Reproduce the whole listing exactly and let no picture into the copy.

+--

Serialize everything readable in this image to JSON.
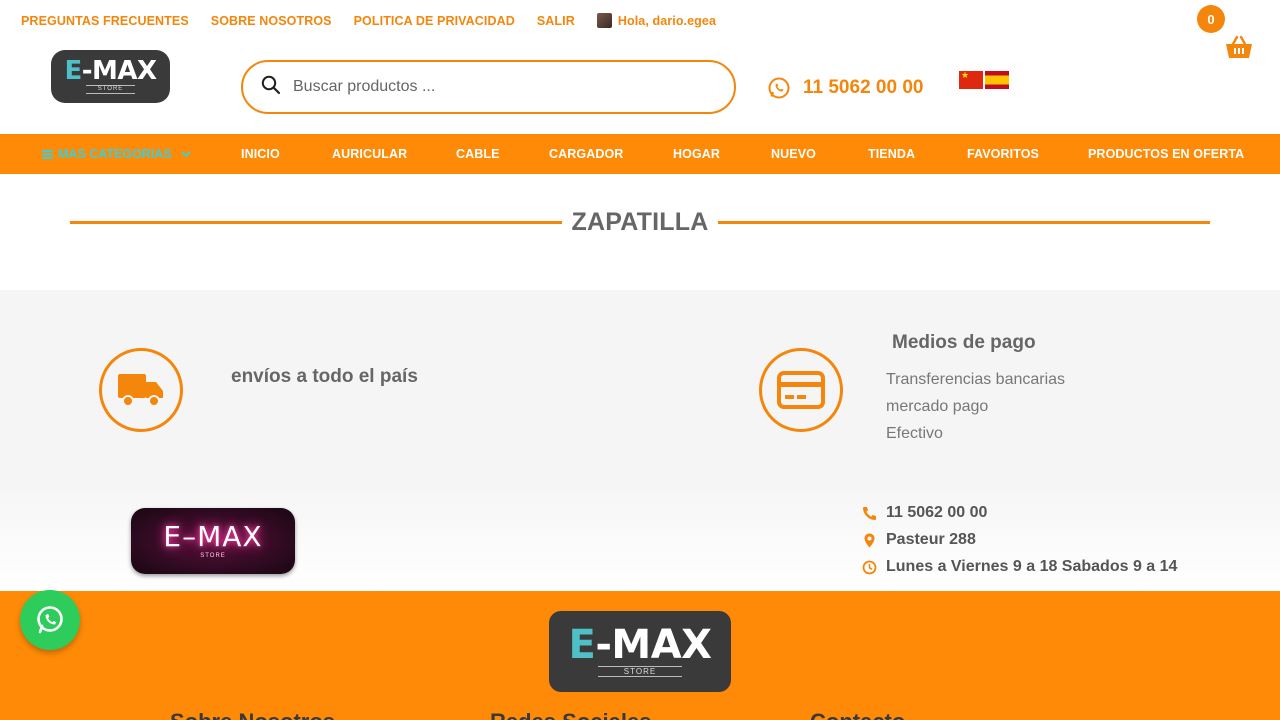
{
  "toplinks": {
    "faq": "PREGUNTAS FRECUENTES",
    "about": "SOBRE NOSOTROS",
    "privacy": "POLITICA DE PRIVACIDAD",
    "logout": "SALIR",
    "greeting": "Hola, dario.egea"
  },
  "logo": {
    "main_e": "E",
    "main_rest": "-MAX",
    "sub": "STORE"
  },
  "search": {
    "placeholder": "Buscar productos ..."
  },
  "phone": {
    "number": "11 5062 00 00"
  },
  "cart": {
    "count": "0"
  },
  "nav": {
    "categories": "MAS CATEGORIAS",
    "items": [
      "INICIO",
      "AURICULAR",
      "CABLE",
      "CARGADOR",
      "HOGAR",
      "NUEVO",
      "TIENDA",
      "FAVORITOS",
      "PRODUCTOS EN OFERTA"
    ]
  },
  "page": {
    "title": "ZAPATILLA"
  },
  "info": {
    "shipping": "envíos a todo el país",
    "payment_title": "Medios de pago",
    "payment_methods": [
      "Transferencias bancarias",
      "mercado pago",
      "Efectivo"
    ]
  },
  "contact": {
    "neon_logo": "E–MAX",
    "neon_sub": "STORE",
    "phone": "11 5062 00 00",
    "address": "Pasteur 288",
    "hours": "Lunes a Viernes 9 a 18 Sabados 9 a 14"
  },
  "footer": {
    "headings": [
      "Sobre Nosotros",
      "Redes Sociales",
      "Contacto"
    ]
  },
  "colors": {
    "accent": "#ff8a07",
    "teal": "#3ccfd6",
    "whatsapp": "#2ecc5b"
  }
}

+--

◆ **Answer box**:
Serialize everything readable in this image to JSON.
{
  "toplinks": {
    "faq": "PREGUNTAS FRECUENTES",
    "about": "SOBRE NOSOTROS",
    "privacy": "POLITICA DE PRIVACIDAD",
    "logout": "SALIR",
    "greeting": "Hola, dario.egea"
  },
  "logo": {
    "main_e": "E",
    "main_rest": "-MAX",
    "sub": "STORE"
  },
  "search": {
    "placeholder": "Buscar productos ..."
  },
  "phone": {
    "number": "11 5062 00 00"
  },
  "cart": {
    "count": "0"
  },
  "nav": {
    "categories": "MAS CATEGORIAS",
    "items": [
      "INICIO",
      "AURICULAR",
      "CABLE",
      "CARGADOR",
      "HOGAR",
      "NUEVO",
      "TIENDA",
      "FAVORITOS",
      "PRODUCTOS EN OFERTA"
    ]
  },
  "page": {
    "title": "ZAPATILLA"
  },
  "info": {
    "shipping": "envíos a todo el país",
    "payment_title": "Medios de pago",
    "payment_methods": [
      "Transferencias bancarias",
      "mercado pago",
      "Efectivo"
    ]
  },
  "contact": {
    "neon_logo": "E–MAX",
    "neon_sub": "STORE",
    "phone": "11 5062 00 00",
    "address": "Pasteur 288",
    "hours": "Lunes a Viernes 9 a 18 Sabados 9 a 14"
  },
  "footer": {
    "headings": [
      "Sobre Nosotros",
      "Redes Sociales",
      "Contacto"
    ]
  },
  "colors": {
    "accent": "#ff8a07",
    "teal": "#3ccfd6",
    "whatsapp": "#2ecc5b"
  }
}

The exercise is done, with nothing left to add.